- Combinations of the two models: CMS will allow states to apply for both models but has indicated that restrictions will apply. In particular, if an entity other than the state Medicaid agency proposes to act as the InCK applicant, that entity cannot also act as the MOM Care Delivery Partner. States intending to apply for both models should expect CMS scrutiny regarding how the interventions fit together and how a relatively “clean” comparison (control) group will be maintained such that CMS’s independent evaluators can draw conclusions about the efficacy of the interventions.
- Avoidance of duplication of services: Both InCK and MOM are entering what can be already crowded marketplaces for care management and care coordination, with multiple entities (including—depending on the state—managed care plans, behavioral health-specific plans, patient-centered medical homes, accountable care organizations and community health centers) already playing care management roles in Medicaid and other parts of the healthcare system. Moreover, child welfare, schools, early care, food, housing, mobile crisis and juvenile justice systems likely are working on care coordination and related issues for many of the children with the most complex needs in a state or region. CMS may well want to see applicants develop a proactive plan for engaging and coordinating with these other partners in their efforts, in order to avoid paying for the same services, ease the burden on families of working with multiple care managers from different initiatives, and bolster the success of care management interventions.

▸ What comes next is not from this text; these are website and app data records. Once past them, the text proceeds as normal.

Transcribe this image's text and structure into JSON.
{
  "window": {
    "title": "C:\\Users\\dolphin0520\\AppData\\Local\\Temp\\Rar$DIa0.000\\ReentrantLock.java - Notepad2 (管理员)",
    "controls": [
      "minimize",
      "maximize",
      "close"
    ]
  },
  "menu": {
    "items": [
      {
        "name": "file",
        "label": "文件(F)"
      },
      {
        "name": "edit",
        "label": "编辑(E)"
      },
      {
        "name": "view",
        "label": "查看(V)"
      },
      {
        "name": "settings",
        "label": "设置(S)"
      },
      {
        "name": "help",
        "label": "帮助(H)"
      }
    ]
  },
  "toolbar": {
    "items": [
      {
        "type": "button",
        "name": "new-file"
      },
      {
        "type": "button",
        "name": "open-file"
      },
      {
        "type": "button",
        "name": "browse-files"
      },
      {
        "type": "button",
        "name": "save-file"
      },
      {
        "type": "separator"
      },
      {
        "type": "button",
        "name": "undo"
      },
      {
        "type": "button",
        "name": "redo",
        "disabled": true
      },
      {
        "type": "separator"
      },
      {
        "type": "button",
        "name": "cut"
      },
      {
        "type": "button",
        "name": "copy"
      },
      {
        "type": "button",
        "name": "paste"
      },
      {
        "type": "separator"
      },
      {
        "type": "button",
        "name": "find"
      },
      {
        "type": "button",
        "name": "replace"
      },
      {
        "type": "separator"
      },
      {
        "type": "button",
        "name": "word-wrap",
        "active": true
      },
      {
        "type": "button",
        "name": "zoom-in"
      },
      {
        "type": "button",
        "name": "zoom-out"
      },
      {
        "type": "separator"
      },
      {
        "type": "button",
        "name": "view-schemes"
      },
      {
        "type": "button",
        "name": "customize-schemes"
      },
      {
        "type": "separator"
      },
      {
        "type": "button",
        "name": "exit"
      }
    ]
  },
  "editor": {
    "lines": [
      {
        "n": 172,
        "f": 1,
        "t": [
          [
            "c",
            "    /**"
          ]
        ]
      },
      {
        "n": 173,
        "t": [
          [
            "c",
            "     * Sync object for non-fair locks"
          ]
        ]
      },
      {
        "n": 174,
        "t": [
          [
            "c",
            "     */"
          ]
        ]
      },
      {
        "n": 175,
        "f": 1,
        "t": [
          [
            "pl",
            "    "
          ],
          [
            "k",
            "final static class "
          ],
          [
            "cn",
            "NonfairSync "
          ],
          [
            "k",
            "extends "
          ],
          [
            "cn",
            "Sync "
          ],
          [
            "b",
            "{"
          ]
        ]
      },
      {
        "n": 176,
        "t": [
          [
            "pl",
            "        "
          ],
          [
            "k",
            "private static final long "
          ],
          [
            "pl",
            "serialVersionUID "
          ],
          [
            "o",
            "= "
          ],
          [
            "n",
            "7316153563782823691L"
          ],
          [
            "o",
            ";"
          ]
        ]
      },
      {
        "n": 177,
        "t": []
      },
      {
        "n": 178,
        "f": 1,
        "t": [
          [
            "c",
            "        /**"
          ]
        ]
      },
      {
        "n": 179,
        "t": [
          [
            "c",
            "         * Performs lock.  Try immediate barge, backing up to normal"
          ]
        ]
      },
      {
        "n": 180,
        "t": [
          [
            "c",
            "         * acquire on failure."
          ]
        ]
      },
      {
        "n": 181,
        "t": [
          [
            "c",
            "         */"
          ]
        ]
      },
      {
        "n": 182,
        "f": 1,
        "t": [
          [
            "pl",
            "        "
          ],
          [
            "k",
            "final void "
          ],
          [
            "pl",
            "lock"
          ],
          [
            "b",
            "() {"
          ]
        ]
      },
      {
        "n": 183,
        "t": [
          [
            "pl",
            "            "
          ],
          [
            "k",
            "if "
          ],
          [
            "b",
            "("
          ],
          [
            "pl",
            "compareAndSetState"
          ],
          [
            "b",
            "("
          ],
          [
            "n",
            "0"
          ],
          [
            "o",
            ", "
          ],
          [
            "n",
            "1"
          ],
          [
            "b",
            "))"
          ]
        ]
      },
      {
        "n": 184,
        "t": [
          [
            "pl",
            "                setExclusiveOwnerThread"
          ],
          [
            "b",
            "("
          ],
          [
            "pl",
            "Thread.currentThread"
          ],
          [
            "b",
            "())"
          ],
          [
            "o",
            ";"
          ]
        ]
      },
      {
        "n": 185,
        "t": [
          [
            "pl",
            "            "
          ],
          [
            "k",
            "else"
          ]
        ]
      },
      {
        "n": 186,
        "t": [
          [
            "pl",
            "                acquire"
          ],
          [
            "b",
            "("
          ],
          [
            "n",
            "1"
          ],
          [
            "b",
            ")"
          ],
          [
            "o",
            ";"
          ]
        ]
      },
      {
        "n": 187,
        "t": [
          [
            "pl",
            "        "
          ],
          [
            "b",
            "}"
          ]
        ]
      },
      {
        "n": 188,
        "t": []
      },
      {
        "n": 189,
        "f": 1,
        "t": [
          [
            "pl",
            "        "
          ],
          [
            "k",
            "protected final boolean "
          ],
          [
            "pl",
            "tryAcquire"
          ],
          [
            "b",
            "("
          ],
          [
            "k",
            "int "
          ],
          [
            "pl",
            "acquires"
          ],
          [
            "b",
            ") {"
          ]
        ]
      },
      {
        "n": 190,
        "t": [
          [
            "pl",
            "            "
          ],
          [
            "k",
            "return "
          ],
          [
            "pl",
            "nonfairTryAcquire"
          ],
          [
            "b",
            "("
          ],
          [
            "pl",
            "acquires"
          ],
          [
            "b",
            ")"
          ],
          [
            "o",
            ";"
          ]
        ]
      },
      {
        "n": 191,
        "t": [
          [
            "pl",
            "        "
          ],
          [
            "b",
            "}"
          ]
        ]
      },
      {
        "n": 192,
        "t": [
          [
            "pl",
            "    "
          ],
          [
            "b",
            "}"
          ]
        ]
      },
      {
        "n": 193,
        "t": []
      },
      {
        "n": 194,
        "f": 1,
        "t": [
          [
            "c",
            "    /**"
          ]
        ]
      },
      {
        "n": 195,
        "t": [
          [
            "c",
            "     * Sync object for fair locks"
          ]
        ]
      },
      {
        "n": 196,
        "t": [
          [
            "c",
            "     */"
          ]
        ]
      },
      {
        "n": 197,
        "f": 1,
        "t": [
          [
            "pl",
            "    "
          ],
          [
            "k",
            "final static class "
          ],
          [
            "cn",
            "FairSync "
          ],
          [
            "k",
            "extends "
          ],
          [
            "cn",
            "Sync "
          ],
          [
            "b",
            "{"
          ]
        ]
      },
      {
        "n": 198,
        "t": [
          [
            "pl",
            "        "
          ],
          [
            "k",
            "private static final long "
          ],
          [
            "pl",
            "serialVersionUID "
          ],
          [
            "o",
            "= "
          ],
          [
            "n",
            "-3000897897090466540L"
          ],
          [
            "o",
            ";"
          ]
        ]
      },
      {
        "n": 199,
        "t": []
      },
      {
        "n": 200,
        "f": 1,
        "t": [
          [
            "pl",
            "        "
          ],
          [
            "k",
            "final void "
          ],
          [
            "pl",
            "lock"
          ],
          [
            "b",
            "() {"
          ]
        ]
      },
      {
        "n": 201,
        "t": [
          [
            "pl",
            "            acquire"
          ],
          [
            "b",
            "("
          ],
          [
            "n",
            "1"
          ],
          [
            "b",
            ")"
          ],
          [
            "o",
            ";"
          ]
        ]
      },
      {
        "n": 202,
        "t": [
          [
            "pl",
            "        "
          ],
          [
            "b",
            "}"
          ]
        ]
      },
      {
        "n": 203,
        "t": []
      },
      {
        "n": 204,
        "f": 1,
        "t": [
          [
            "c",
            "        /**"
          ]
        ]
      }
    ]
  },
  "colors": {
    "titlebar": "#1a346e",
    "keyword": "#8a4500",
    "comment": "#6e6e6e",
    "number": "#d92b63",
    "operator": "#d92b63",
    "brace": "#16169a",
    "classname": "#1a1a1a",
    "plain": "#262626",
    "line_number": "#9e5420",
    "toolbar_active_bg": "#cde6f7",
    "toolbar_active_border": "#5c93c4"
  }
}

- Intersection with 1115 waivers: CMMI has not yet given guidance on how the models may interact with Medicaid 1115 waivers. There is no requirement that a waiver is needed to pursue either of these models; however, a proposal that envisions expanding Medicaid’s role in financing services not otherwise coverable with Medicaid funds will likely require a Medicaid 1115 waiver, especially because the InCK model, in particular, must be tested in only part of a state. Without an 1115 waiver, it may be difficult to provide benefits that are not statewide.
- Intersection with payment systems beyond healthcare: InCK appears poised to establish new opportunities for states to test creative approaches to combining funding across healthcare and social services. In particular, CMMI has been clear that it is very interested in proposals that potentially reduce out-of-home placements for children, raising the question of whether savings generated by such initiatives could be folded into a Medicaid-driven alternative payment model.
- Coverage of women after the postpartum period: States that have not expanded Medicaid under the Affordable Care Act (ACA) will need to determine whether they can put together a viable proposal for assisting mothers with opioid use disorders after their pregnancy-related Medicaid coverage ends at 60 days postpartum. CMMI has not limited eligibility for the MOM program to expansion states, but those states that have not yet expanded should be prepared to describe how they will address the coverage cliff that postpartum women with substance use disorders otherwise face.
States and delivery system partners interested in applying for InCK or MOM should subscribe to CMMI alerts to stay informed of developments and the release of the Notices of Funding Opportunities, which is expected imminently.